** Exercise **
Some lines in the material below hold the word "email". Copy all of them.
◆ ◆ ◆ ◆
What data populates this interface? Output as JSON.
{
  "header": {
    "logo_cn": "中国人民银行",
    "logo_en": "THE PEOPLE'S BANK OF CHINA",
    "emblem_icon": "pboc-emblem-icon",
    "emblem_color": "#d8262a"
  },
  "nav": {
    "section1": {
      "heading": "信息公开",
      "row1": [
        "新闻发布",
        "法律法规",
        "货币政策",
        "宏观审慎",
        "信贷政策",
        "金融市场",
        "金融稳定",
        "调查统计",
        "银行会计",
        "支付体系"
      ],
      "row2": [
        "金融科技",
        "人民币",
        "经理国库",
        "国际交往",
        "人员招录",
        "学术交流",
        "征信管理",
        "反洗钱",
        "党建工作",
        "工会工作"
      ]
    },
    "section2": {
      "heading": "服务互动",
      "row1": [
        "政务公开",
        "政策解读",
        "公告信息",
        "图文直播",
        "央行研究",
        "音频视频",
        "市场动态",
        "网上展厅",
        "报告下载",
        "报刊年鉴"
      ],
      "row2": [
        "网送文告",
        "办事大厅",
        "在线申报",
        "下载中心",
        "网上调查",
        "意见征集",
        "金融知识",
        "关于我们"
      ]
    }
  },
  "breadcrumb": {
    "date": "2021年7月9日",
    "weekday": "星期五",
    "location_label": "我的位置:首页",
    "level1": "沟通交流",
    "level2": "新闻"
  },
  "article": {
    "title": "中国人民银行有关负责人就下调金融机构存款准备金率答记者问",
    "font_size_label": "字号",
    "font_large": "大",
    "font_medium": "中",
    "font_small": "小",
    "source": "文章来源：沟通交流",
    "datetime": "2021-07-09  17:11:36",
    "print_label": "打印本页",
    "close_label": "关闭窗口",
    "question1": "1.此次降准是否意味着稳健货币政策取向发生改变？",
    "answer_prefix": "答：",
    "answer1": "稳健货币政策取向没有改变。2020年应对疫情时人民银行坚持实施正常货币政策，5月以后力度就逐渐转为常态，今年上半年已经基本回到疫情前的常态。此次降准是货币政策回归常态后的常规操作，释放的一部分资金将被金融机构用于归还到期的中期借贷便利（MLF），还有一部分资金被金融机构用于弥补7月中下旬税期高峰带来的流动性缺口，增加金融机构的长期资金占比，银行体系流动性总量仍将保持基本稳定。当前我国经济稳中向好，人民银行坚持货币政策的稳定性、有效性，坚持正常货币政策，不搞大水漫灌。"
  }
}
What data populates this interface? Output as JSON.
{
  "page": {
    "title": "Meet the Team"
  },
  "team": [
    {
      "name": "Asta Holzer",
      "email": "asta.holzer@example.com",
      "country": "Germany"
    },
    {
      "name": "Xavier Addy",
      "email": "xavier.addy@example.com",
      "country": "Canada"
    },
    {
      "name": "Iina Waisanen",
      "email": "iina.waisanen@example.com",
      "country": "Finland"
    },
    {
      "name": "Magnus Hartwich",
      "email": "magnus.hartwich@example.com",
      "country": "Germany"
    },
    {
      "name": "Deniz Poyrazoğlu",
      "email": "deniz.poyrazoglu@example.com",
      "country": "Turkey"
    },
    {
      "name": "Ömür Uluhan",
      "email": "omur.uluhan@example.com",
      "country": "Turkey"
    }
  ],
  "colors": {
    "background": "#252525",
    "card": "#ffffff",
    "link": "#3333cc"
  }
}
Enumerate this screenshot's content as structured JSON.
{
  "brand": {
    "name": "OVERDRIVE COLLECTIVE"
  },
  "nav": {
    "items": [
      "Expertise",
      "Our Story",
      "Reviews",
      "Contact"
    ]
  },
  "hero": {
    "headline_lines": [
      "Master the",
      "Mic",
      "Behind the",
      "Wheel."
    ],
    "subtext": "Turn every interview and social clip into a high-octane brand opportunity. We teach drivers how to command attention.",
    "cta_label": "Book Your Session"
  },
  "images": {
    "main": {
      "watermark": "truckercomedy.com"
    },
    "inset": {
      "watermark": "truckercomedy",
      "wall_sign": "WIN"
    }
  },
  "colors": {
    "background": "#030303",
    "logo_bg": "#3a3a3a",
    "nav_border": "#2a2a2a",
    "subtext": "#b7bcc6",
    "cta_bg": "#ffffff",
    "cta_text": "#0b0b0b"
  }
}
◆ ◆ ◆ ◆
** Answer space **
      "email": "asta.holzer@example.com",
      "email": "xavier.addy@example.com",
      "email": "iina.waisanen@example.com",
      "email": "magnus.hartwich@example.com",
      "email": "deniz.poyrazoglu@example.com",
      "email": "omur.uluhan@example.com",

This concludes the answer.